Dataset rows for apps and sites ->
***

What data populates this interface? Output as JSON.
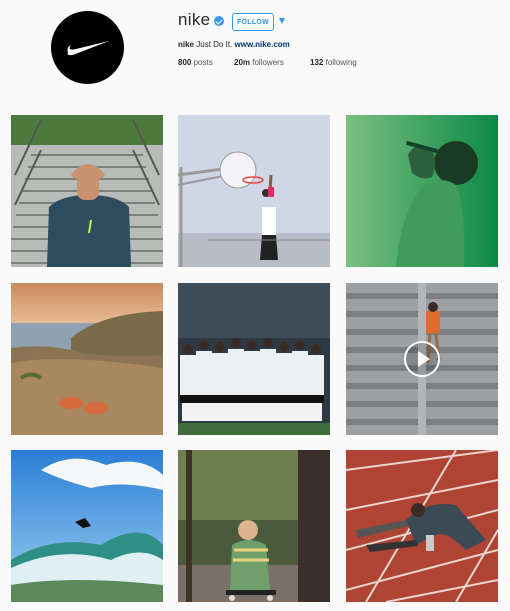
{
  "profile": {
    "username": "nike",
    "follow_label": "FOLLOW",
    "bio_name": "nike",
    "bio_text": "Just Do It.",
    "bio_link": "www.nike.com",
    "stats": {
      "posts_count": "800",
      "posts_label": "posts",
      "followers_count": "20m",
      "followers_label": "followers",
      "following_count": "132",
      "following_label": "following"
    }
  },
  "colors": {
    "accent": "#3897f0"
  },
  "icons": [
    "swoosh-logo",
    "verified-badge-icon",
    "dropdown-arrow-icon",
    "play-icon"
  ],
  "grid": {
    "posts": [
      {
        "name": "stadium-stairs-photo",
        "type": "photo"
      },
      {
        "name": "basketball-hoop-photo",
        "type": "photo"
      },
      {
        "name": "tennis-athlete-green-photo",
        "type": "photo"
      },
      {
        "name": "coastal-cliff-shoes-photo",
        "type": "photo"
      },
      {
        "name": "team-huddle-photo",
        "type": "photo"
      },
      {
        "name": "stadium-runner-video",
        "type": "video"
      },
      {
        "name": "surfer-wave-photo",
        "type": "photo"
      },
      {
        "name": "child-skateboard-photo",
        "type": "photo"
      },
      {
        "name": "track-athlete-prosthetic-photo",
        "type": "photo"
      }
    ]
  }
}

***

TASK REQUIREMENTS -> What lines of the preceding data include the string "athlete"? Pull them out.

EXERCISE RESPONSE ->
        "name": "tennis-athlete-green-photo",
        "name": "track-athlete-prosthetic-photo",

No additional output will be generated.